# WHAT THE EXERCISE ASKS:
Go through the material below, find each line with the word "screenshot", and copy those lines.
[DATASET EXTRACT — start]
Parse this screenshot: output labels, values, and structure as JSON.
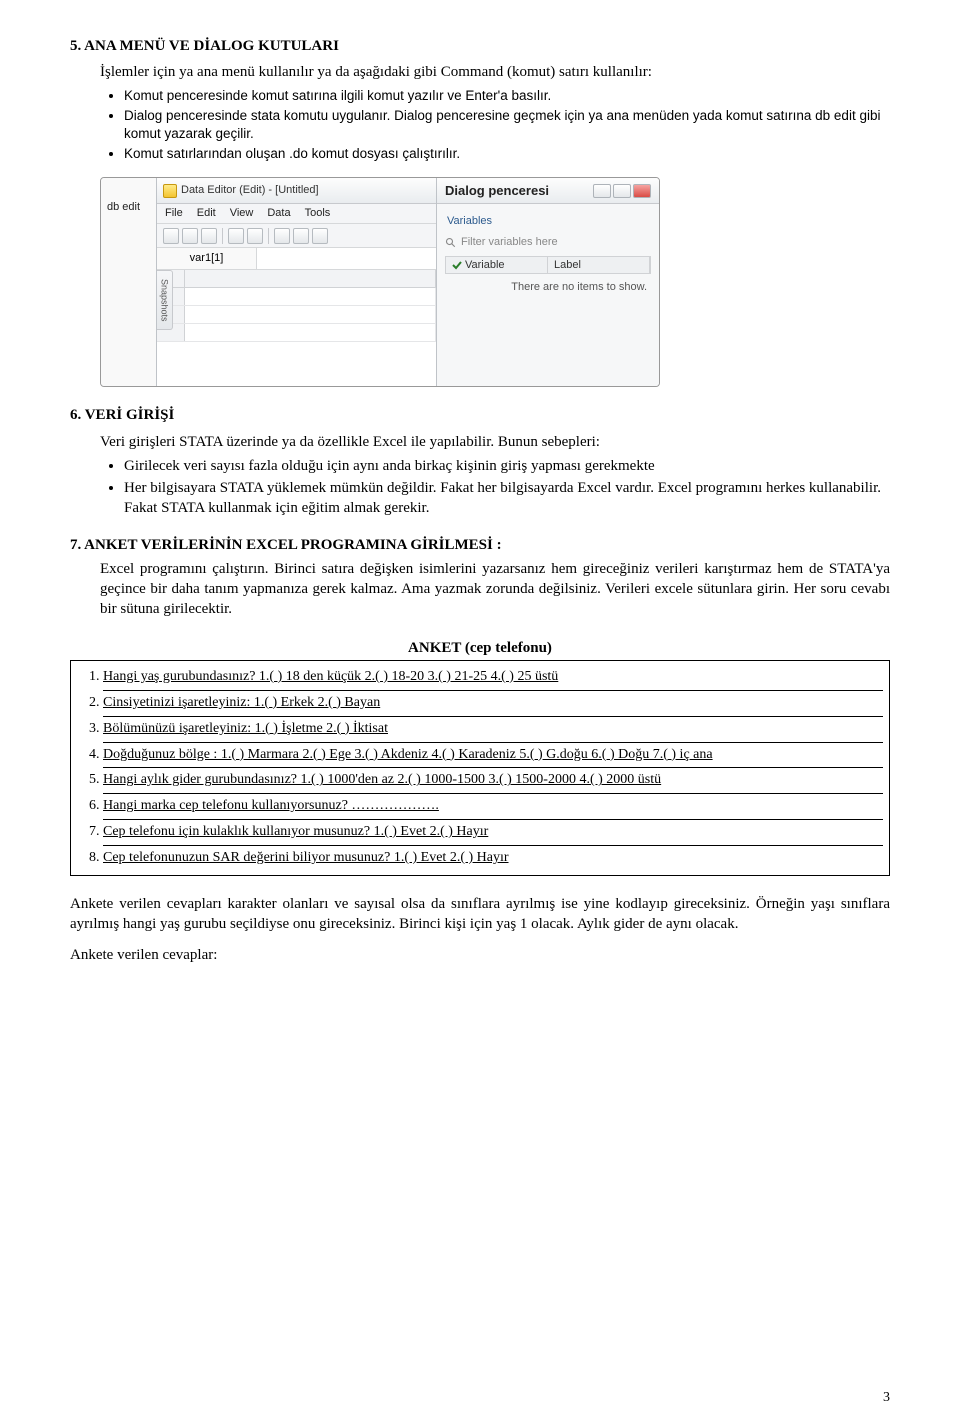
{
  "sec5": {
    "heading": "5.   ANA MENÜ VE DİALOG KUTULARI",
    "intro": "İşlemler için ya ana menü kullanılır ya da aşağıdaki gibi Command (komut) satırı kullanılır:",
    "b1": "Komut penceresinde komut satırına ilgili komut yazılır ve Enter'a basılır.",
    "b2": "Dialog penceresinde stata komutu uygulanır. Dialog penceresine geçmek için ya ana menüden yada komut satırına db edit gibi komut yazarak geçilir.",
    "b3": "Komut satırlarından oluşan .do komut dosyası çalıştırılır."
  },
  "shot": {
    "cmd": "db edit",
    "title": "Data Editor (Edit) - [Untitled]",
    "m_file": "File",
    "m_edit": "Edit",
    "m_view": "View",
    "m_data": "Data",
    "m_tools": "Tools",
    "cell": "var1[1]",
    "snap": "Snapshots",
    "dlg": "Dialog penceresi",
    "vars": "Variables",
    "filter_ph": "Filter variables here",
    "col1": "Variable",
    "col2": "Label",
    "noitems": "There are no items to show."
  },
  "sec6": {
    "heading": "6.   VERİ GİRİŞİ",
    "intro": "Veri girişleri STATA üzerinde ya da özellikle Excel ile yapılabilir. Bunun sebepleri:",
    "b1": "Girilecek veri sayısı fazla olduğu için aynı anda birkaç kişinin giriş yapması gerekmekte",
    "b2": "Her bilgisayara STATA yüklemek mümkün değildir. Fakat her bilgisayarda Excel vardır. Excel programını herkes kullanabilir. Fakat STATA kullanmak için eğitim almak gerekir."
  },
  "sec7": {
    "heading": "7.   ANKET VERİLERİNİN EXCEL PROGRAMINA GİRİLMESİ :",
    "para": "Excel programını çalıştırın. Birinci satıra değişken isimlerini yazarsanız hem gireceğiniz verileri karıştırmaz hem de STATA'ya geçince bir daha tanım yapmanıza gerek kalmaz. Ama yazmak zorunda değilsiniz. Verileri excele sütunlara girin. Her soru cevabı bir sütuna girilecektir."
  },
  "anket": {
    "title": "ANKET  (cep telefonu)",
    "q1": "Hangi yaş gurubundasınız?   1.( ) 18 den küçük   2.( ) 18-20      3.( ) 21-25  4.( ) 25 üstü",
    "q2": "Cinsiyetinizi işaretleyiniz:      1.( ) Erkek   2.( ) Bayan",
    "q3": "Bölümünüzü işaretleyiniz:    1.( ) İşletme   2.( ) İktisat",
    "q4": "Doğduğunuz bölge : 1.( ) Marmara   2.( ) Ege   3.( ) Akdeniz   4.( ) Karadeniz   5.( ) G.doğu   6.( ) Doğu  7.( ) iç ana",
    "q5": "Hangi aylık gider gurubundasınız?  1.( ) 1000'den az   2.( ) 1000-1500  3.( ) 1500-2000 4.( ) 2000 üstü",
    "q6": "Hangi marka cep telefonu kullanıyorsunuz? ……………….",
    "q7": "Cep telefonu için kulaklık kullanıyor musunuz?       1.( ) Evet 2.( ) Hayır",
    "q8": "Cep telefonunuzun SAR değerini biliyor musunuz?  1.( ) Evet  2.( ) Hayır"
  },
  "after": {
    "p1": "Ankete verilen cevapları karakter olanları ve sayısal olsa da sınıflara ayrılmış ise yine kodlayıp gireceksiniz. Örneğin yaşı sınıflara ayrılmış hangi yaş gurubu seçildiyse onu gireceksiniz. Birinci kişi için yaş 1 olacak. Aylık gider de aynı olacak.",
    "p2": "Ankete verilen cevaplar:"
  },
  "page": "3"
}
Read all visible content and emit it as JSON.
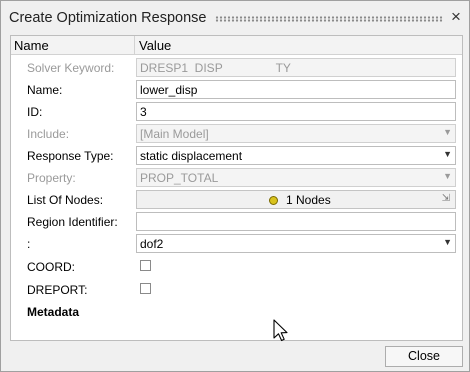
{
  "window": {
    "title": "Create Optimization Response"
  },
  "columns": {
    "name": "Name",
    "value": "Value"
  },
  "rows": [
    {
      "label": "Solver Keyword:",
      "value": "DRESP1  DISP                TY"
    },
    {
      "label": "Name:",
      "value": "lower_disp"
    },
    {
      "label": "ID:",
      "value": "3"
    },
    {
      "label": "Include:",
      "value": "[Main Model]"
    },
    {
      "label": "Response Type:",
      "value": "static displacement"
    },
    {
      "label": "Property:",
      "value": "PROP_TOTAL"
    },
    {
      "label": "List Of Nodes:",
      "value": "1 Nodes"
    },
    {
      "label": "Region Identifier:",
      "value": ""
    },
    {
      "label": ":",
      "value": "dof2"
    },
    {
      "label": "COORD:",
      "value": false
    },
    {
      "label": "DREPORT:",
      "value": false
    },
    {
      "label": "Metadata"
    }
  ],
  "footer": {
    "close_label": "Close"
  },
  "colors": {
    "node_dot": "#d8c21d",
    "background": "#f0f0f0"
  }
}
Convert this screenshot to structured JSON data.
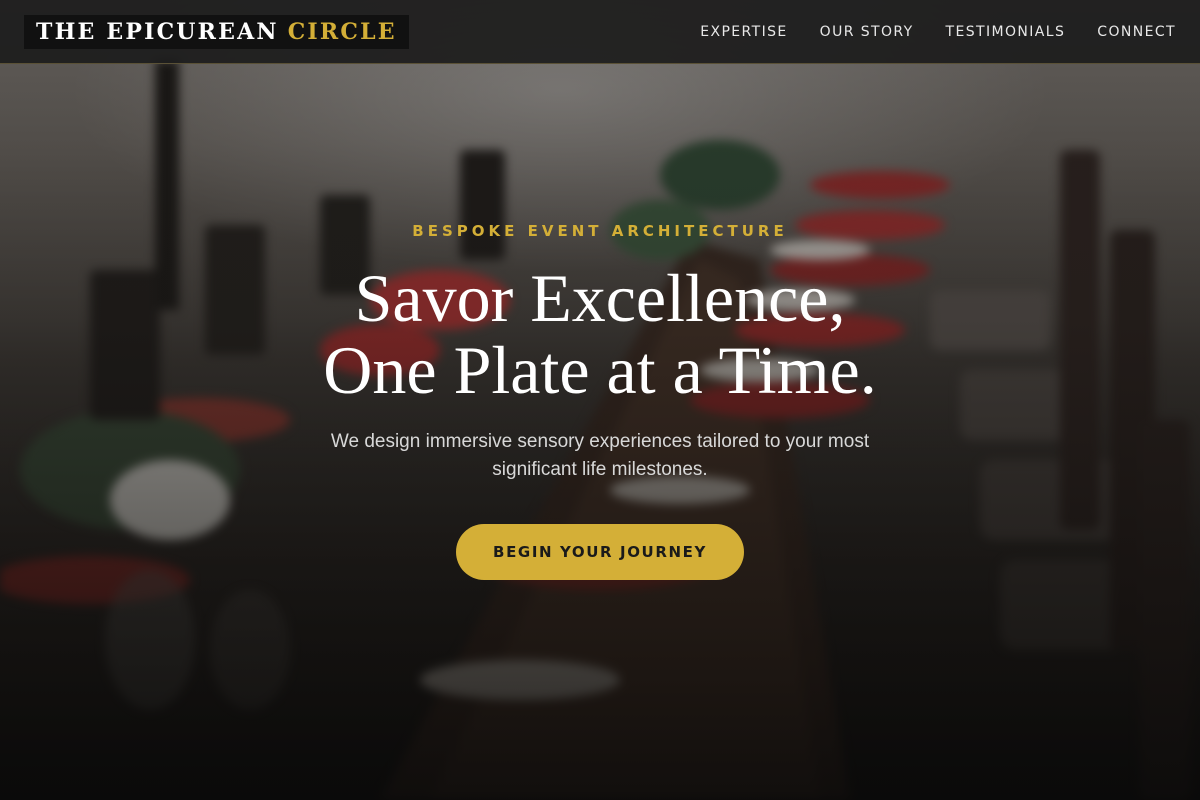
{
  "brand": {
    "name_main": "THE EPICUREAN",
    "name_accent": "CIRCLE"
  },
  "nav": {
    "items": [
      {
        "label": "EXPERTISE"
      },
      {
        "label": "OUR STORY"
      },
      {
        "label": "TESTIMONIALS"
      },
      {
        "label": "CONNECT"
      }
    ]
  },
  "hero": {
    "eyebrow": "BESPOKE EVENT ARCHITECTURE",
    "headline_line1": "Savor Excellence,",
    "headline_line2": "One Plate at a Time.",
    "subtext": "We design immersive sensory experiences tailored to your most significant life milestones.",
    "cta_label": "BEGIN YOUR JOURNEY"
  },
  "colors": {
    "accent": "#d4af37",
    "header_bg": "#1c1c1c",
    "text_primary": "#ffffff"
  }
}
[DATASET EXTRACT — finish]
# SOLUTION TO THIS EXERCISE:
Parse this screenshot: output labels, values, and structure as JSON.
Convert this screenshot to structured JSON data.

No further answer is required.